DATE: 10/10/10

VENUE: American Academy of Pediatrics – MN Chapter

TOPIC: Pediatric Home Care

AUTHOR: Amy Nelson

There is a lingering misperception amongst some physicians that home care services are meant for seniors. Yet today home care agencies are offering quality medical care for special needs and disabled clients of all ages.

Children who would have years ago been institutionalized, remained in the hospital for long durations or not been given the opportunity to live are now being successfully cared for at home. Chronic patient needs that are being handled by home care nurses include tracheotomy, ventilator, g-tube, IV therapies and many cardiac issues. Cancer and transplant patients are also recuperating at home. Even formerly 23-week premature babies are spending more time with their families thanks to the aid of home care professionals.

Physicians need to be cognizant of the fact that skilled private duty nurses and care managers regularly meet complex medical needs. All such nurse activities are signed off by MDs and patient care plans are recertified at a minimum every 60 days.

States Dr. John McNamara, Director of Children’s Home Care & Hospice Program at Children’s Hospitals and Clinics of Minnesota, Minneapolis, “We have sent over 400 children home with trachs and vents and find home care to be a very good alternative with fewer infections and low readmission rates.
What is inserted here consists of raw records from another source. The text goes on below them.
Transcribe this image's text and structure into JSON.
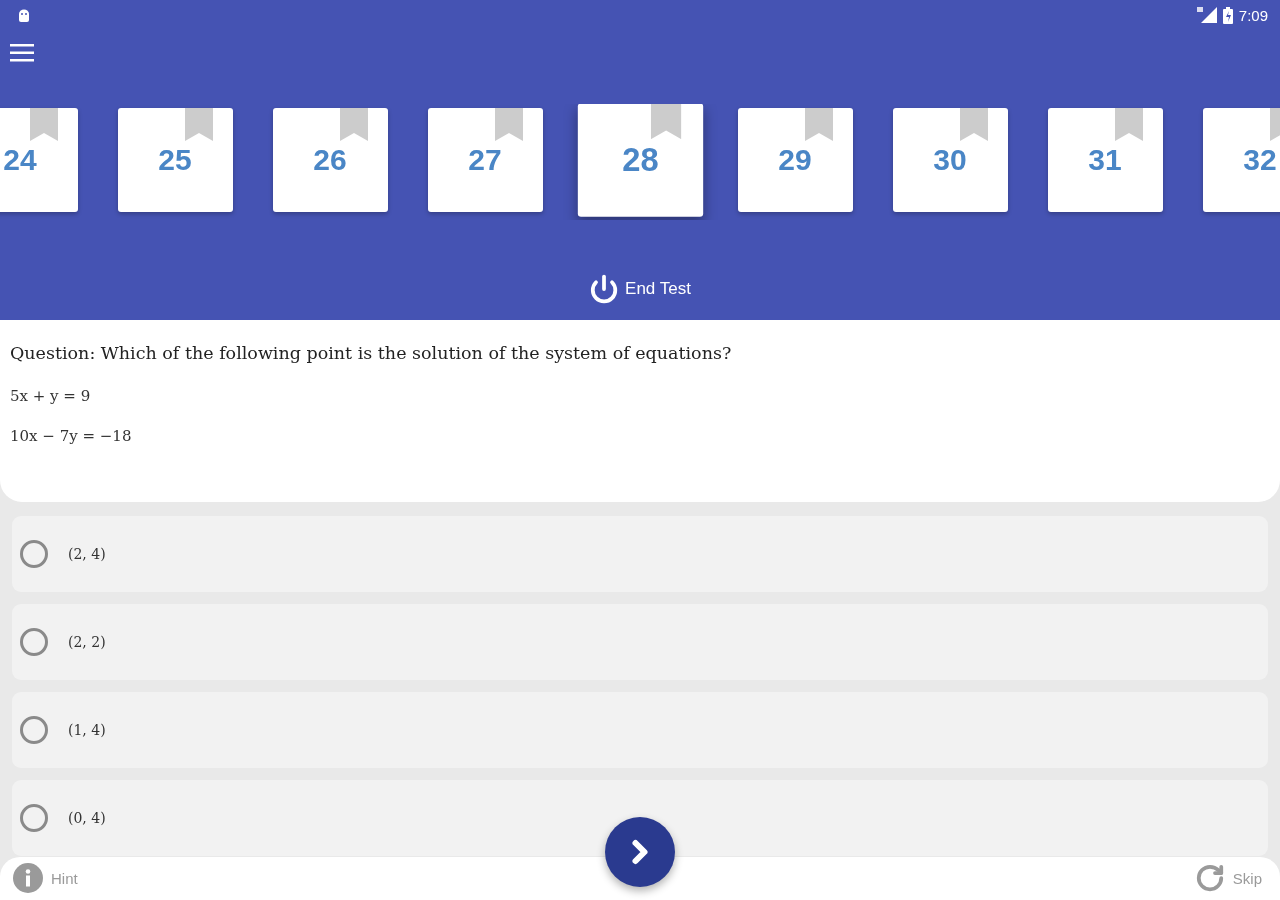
{
  "status_bar": {
    "time": "7:09"
  },
  "question_cards": [
    {
      "number": "24",
      "selected": false,
      "bookmarked": false
    },
    {
      "number": "25",
      "selected": false,
      "bookmarked": false
    },
    {
      "number": "26",
      "selected": false,
      "bookmarked": false
    },
    {
      "number": "27",
      "selected": false,
      "bookmarked": false
    },
    {
      "number": "28",
      "selected": true,
      "bookmarked": false
    },
    {
      "number": "29",
      "selected": false,
      "bookmarked": false
    },
    {
      "number": "30",
      "selected": false,
      "bookmarked": false
    },
    {
      "number": "31",
      "selected": false,
      "bookmarked": false
    },
    {
      "number": "32",
      "selected": false,
      "bookmarked": false
    }
  ],
  "end_test": {
    "label": "End Test"
  },
  "question": {
    "text": "Question: Which of the following point is the solution of the system of equations?",
    "equations": [
      "5x + y = 9",
      "10x − 7y = −18"
    ]
  },
  "options": [
    {
      "label": "(2, 4)",
      "selected": false
    },
    {
      "label": "(2, 2)",
      "selected": false
    },
    {
      "label": "(1, 4)",
      "selected": false
    },
    {
      "label": "(0, 4)",
      "selected": false
    }
  ],
  "footer": {
    "hint": "Hint",
    "skip": "Skip"
  }
}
Even acute illnesses have been successfully cared for at home.”

Recent advances in medical technologyhave increased the population of pediatric patients now treated at home. Common home medical interventions include: infusion therapies with central and peripheral lines, lab draws, parenteral and enteral nutrition, sleep diagnostic testing, respiratory assistive devices such as ventilators, Bi-level, CPAP, oxygen monitoring, CO2 monitoring, airway clearance equipment and techniques.

Family and professional care providers have demonstrated the ability to administer these medical interventions, in addition to managing the child’s routine medical and developmental needs, as they work in conjunction with pediatricians. According to Rebecca Nielsen, Director of Ancillary Services at Pediatric Home Service, “The value of quality physician, family and professional care provider education and communication is imperative to safely care for children.”
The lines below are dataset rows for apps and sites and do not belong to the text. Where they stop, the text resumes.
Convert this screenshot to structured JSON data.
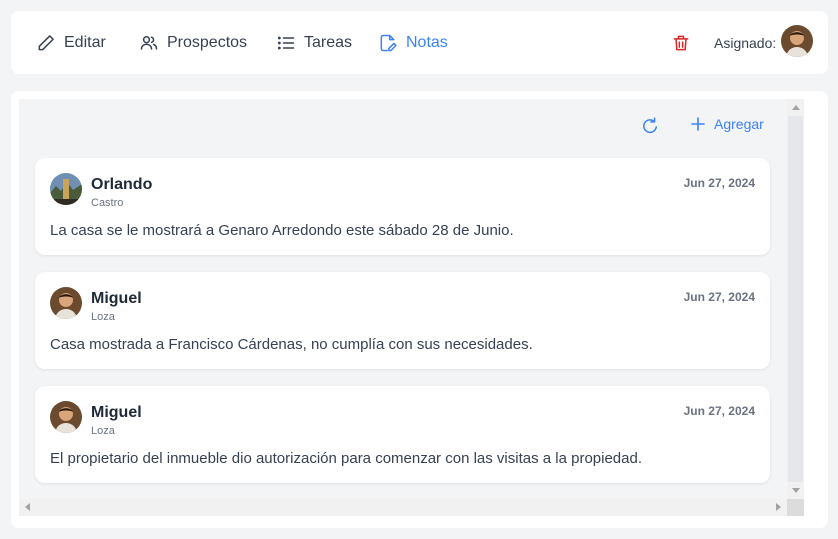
{
  "tabs": {
    "edit": "Editar",
    "prospects": "Prospectos",
    "tasks": "Tareas",
    "notes": "Notas"
  },
  "assigned_label": "Asignado:",
  "add_label": "Agregar",
  "colors": {
    "accent": "#3b82f6",
    "danger": "#dc2626"
  },
  "notes": [
    {
      "first_name": "Orlando",
      "last_name": "Castro",
      "date": "Jun 27, 2024",
      "text": "La casa se le mostrará a Genaro Arredondo este sábado 28 de Junio."
    },
    {
      "first_name": "Miguel",
      "last_name": "Loza",
      "date": "Jun 27, 2024",
      "text": "Casa mostrada a Francisco Cárdenas, no cumplía con sus necesidades."
    },
    {
      "first_name": "Miguel",
      "last_name": "Loza",
      "date": "Jun 27, 2024",
      "text": "El propietario del inmueble dio autorización para comenzar con las visitas a la propiedad."
    }
  ]
}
Finding credible and reputable home care agencies to work with is a primary consideration for physicians. To that end, the MN HomeCare Association’s Council for Pediatric Home Care – the first of its kind among state home care associations -- is dedicated to act as a resource not only for physicians and healthcare agencies but also consumers. Its three-fold intent: offer optimal care approaches to meet specific client needs; provide trained and qualified nurses; prepare families to best care for their own children. The Council provides the clinical excellence needed to ensure safety and promote positive outcomes in the home care community.

The Council has established quality measures to raise the standards of the pediatric home care industry. Examples of tools that pediatricians can use to access and implement home care:

  • Pediatric Private Duty Nursing Qualification Assessment Tool -- determines a client’s need for private duty nursing hours while accurately considering all conditions which require the intervention of a skilled nurse
  • Acuity Tool -- determines reimbursement rates, anticipated outcomes, predictability of hospital re-admissions/ER visits and level of staffing skill/experience needed
  • Annual Client Plan – creates a detailed summary of all the factors involved in or influencing home care for the ensuing 12 months

Funding for pediatric home care is increasing as more people recognize its cost effectiveness. While the average tab for hospitalization can be $5,000 per day -- and care for premature infants is often higher -- home care is reasonable by comparison. Many insurance companies now cover extended hour nursing and care visits. A tracheotomy patient, for example, can be approved for 24 hours per day care for one month and then weaned onto family care. Managed care companies such as Medica, Health Partners, UCare and Blue Cross/Blue Shield understand that home care for children is not only safe and efficient but also cost competitive.

Now that state budget cuts are also a factor, it’s all the more important that physicians consider what types of patient care are both cost effective and ultimately necessary. Home care is anywhere from 5 -20 times less expensive than facility care. It also provides one-on-one care, which is very difficult to obtain at hospitals or group facilities.

The bottom line is that home care professionals need physicians, as well as state legislators, to understand the value of pediatric home care in the overall healthcare paradigm. The types of care now being handled at home are drastically different from care models even ten years ago, and they will continue to evolve as technologies advance. So physicians should feel comfortable in trusting and delegating care duties to home care nurses. Home is where families want their children to be, and it’s where a better quality of life for patients can be had.


Recommended Communication Steps for Physicians:

1. Talk to home care agencies to understand their array of services

  1. Ask for their advice or perspective on certain types of patients
  2. Be proactive in communicating about home care with families and nurses
  3. Discuss discharge planning, including home care, at a patient’s admission
  4. Tell home care providers what you need to optimize patient care

Amy Nelson, President of Accurate Home Care, is the Chairperson for the MN HomeCare Association’s Council for Pediatric Home Care. MN HomeCare Association is the statewide voice for the home care industry. Pediatric home care agencies can be accessed on